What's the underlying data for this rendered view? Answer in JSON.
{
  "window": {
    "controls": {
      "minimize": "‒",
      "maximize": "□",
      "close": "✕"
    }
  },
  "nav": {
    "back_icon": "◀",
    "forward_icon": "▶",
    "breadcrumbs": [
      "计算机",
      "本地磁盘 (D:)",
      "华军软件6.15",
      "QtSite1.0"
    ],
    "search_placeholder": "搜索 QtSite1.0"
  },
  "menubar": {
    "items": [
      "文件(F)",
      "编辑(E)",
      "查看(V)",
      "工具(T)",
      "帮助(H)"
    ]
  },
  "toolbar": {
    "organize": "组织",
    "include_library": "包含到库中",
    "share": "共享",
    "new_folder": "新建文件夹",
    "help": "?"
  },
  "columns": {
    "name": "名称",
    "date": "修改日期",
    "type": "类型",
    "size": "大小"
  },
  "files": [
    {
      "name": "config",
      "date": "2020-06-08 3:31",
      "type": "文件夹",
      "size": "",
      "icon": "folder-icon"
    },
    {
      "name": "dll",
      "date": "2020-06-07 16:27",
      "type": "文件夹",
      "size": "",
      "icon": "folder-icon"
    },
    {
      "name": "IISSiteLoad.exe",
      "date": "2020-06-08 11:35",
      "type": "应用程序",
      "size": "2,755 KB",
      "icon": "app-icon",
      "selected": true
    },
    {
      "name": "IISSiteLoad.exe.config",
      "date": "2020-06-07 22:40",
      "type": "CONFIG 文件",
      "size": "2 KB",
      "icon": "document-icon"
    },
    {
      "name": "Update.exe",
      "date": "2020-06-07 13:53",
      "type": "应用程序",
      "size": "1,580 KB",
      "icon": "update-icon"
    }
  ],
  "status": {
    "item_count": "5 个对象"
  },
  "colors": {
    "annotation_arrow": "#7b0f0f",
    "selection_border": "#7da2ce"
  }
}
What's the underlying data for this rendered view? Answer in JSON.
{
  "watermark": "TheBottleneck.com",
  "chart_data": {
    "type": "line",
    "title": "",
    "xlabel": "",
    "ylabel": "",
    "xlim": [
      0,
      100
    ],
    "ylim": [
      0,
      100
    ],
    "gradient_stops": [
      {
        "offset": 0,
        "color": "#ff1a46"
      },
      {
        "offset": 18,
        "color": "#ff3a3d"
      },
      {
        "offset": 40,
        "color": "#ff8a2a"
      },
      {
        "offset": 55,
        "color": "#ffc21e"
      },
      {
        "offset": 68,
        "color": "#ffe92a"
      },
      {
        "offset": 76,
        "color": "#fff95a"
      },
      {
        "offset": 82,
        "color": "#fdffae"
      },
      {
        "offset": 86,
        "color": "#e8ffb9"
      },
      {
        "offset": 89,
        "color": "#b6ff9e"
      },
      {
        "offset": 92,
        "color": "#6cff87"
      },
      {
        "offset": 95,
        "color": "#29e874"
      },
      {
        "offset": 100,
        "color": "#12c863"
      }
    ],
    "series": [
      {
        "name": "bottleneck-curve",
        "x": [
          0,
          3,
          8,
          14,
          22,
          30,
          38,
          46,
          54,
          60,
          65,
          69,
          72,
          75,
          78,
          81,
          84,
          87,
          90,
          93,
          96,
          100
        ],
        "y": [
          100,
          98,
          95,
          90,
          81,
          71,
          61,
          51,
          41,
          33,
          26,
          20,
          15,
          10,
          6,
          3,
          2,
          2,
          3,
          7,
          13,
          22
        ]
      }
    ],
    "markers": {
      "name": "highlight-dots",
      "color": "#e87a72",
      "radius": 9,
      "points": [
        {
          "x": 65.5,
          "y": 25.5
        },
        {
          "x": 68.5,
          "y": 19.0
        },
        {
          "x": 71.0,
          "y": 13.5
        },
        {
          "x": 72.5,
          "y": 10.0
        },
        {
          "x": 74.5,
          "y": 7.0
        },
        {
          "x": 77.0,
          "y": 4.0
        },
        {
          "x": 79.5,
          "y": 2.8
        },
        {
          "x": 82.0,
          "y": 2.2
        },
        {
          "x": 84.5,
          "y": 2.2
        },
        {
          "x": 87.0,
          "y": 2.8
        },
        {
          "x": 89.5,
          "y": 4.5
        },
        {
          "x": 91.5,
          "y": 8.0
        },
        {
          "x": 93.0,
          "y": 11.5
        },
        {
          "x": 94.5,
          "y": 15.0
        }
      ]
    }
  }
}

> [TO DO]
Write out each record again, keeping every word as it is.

> [OUTPUT]
What's the underlying data for this rendered view? Answer in JSON.
{
  "window": {
    "controls": {
      "minimize": "‒",
      "maximize": "□",
      "close": "✕"
    }
  },
  "nav": {
    "back_icon": "◀",
    "forward_icon": "▶",
    "breadcrumbs": [
      "计算机",
      "本地磁盘 (D:)",
      "华军软件6.15",
      "QtSite1.0"
    ],
    "search_placeholder": "搜索 QtSite1.0"
  },
  "menubar": {
    "items": [
      "文件(F)",
      "编辑(E)",
      "查看(V)",
      "工具(T)",
      "帮助(H)"
    ]
  },
  "toolbar": {
    "organize": "组织",
    "include_library": "包含到库中",
    "share": "共享",
    "new_folder": "新建文件夹",
    "help": "?"
  },
  "columns": {
    "name": "名称",
    "date": "修改日期",
    "type": "类型",
    "size": "大小"
  },
  "files": [
    {
      "name": "config",
      "date": "2020-06-08 3:31",
      "type": "文件夹",
      "size": "",
      "icon": "folder-icon"
    },
    {
      "name": "dll",
      "date": "2020-06-07 16:27",
      "type": "文件夹",
      "size": "",
      "icon": "folder-icon"
    },
    {
      "name": "IISSiteLoad.exe",
      "date": "2020-06-08 11:35",
      "type": "应用程序",
      "size": "2,755 KB",
      "icon": "app-icon",
      "selected": true
    },
    {
      "name": "IISSiteLoad.exe.config",
      "date": "2020-06-07 22:40",
      "type": "CONFIG 文件",
      "size": "2 KB",
      "icon": "document-icon"
    },
    {
      "name": "Update.exe",
      "date": "2020-06-07 13:53",
      "type": "应用程序",
      "size": "1,580 KB",
      "icon": "update-icon"
    }
  ],
  "status": {
    "item_count": "5 个对象"
  },
  "colors": {
    "annotation_arrow": "#7b0f0f",
    "selection_border": "#7da2ce"
  }
}
What's the underlying data for this rendered view? Answer in JSON.
{
  "watermark": "TheBottleneck.com",
  "chart_data": {
    "type": "line",
    "title": "",
    "xlabel": "",
    "ylabel": "",
    "xlim": [
      0,
      100
    ],
    "ylim": [
      0,
      100
    ],
    "gradient_stops": [
      {
        "offset": 0,
        "color": "#ff1a46"
      },
      {
        "offset": 18,
        "color": "#ff3a3d"
      },
      {
        "offset": 40,
        "color": "#ff8a2a"
      },
      {
        "offset": 55,
        "color": "#ffc21e"
      },
      {
        "offset": 68,
        "color": "#ffe92a"
      },
      {
        "offset": 76,
        "color": "#fff95a"
      },
      {
        "offset": 82,
        "color": "#fdffae"
      },
      {
        "offset": 86,
        "color": "#e8ffb9"
      },
      {
        "offset": 89,
        "color": "#b6ff9e"
      },
      {
        "offset": 92,
        "color": "#6cff87"
      },
      {
        "offset": 95,
        "color": "#29e874"
      },
      {
        "offset": 100,
        "color": "#12c863"
      }
    ],
    "series": [
      {
        "name": "bottleneck-curve",
        "x": [
          0,
          3,
          8,
          14,
          22,
          30,
          38,
          46,
          54,
          60,
          65,
          69,
          72,
          75,
          78,
          81,
          84,
          87,
          90,
          93,
          96,
          100
        ],
        "y": [
          100,
          98,
          95,
          90,
          81,
          71,
          61,
          51,
          41,
          33,
          26,
          20,
          15,
          10,
          6,
          3,
          2,
          2,
          3,
          7,
          13,
          22
        ]
      }
    ],
    "markers": {
      "name": "highlight-dots",
      "color": "#e87a72",
      "radius": 9,
      "points": [
        {
          "x": 65.5,
          "y": 25.5
        },
        {
          "x": 68.5,
          "y": 19.0
        },
        {
          "x": 71.0,
          "y": 13.5
        },
        {
          "x": 72.5,
          "y": 10.0
        },
        {
          "x": 74.5,
          "y": 7.0
        },
        {
          "x": 77.0,
          "y": 4.0
        },
        {
          "x": 79.5,
          "y": 2.8
        },
        {
          "x": 82.0,
          "y": 2.2
        },
        {
          "x": 84.5,
          "y": 2.2
        },
        {
          "x": 87.0,
          "y": 2.8
        },
        {
          "x": 89.5,
          "y": 4.5
        },
        {
          "x": 91.5,
          "y": 8.0
        },
        {
          "x": 93.0,
          "y": 11.5
        },
        {
          "x": 94.5,
          "y": 15.0
        }
      ]
    }
  }
}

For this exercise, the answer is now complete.